### Given records
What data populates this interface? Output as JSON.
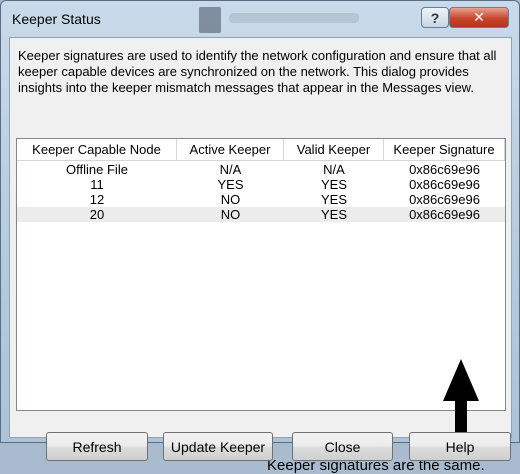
{
  "window": {
    "title": "Keeper Status",
    "help_glyph": "?",
    "close_glyph": "✕"
  },
  "description": "Keeper signatures are used to identify the network configuration and ensure that all keeper capable devices are synchronized on the network. This dialog provides insights into the keeper mismatch messages that appear in the Messages view.",
  "table": {
    "columns": [
      "Keeper Capable Node",
      "Active Keeper",
      "Valid Keeper",
      "Keeper Signature"
    ],
    "rows": [
      [
        "Offline File",
        "N/A",
        "N/A",
        "0x86c69e96"
      ],
      [
        "11",
        "YES",
        "YES",
        "0x86c69e96"
      ],
      [
        "12",
        "NO",
        "YES",
        "0x86c69e96"
      ],
      [
        "20",
        "NO",
        "YES",
        "0x86c69e96"
      ]
    ],
    "selected_row": 3
  },
  "annotation": {
    "text": "Keeper signatures are the same."
  },
  "buttons": {
    "refresh": "Refresh",
    "update_keeper": "Update Keeper",
    "close": "Close",
    "help": "Help"
  }
}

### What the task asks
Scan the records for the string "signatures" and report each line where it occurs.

### Task output
  "description": "Keeper signatures are used to identify the network configuration and ensure that all keeper capable devices are synchronized on the network. This dialog provides insights into the keeper mismatch messages that appear in the Messages view.",
    "text": "Keeper signatures are the same."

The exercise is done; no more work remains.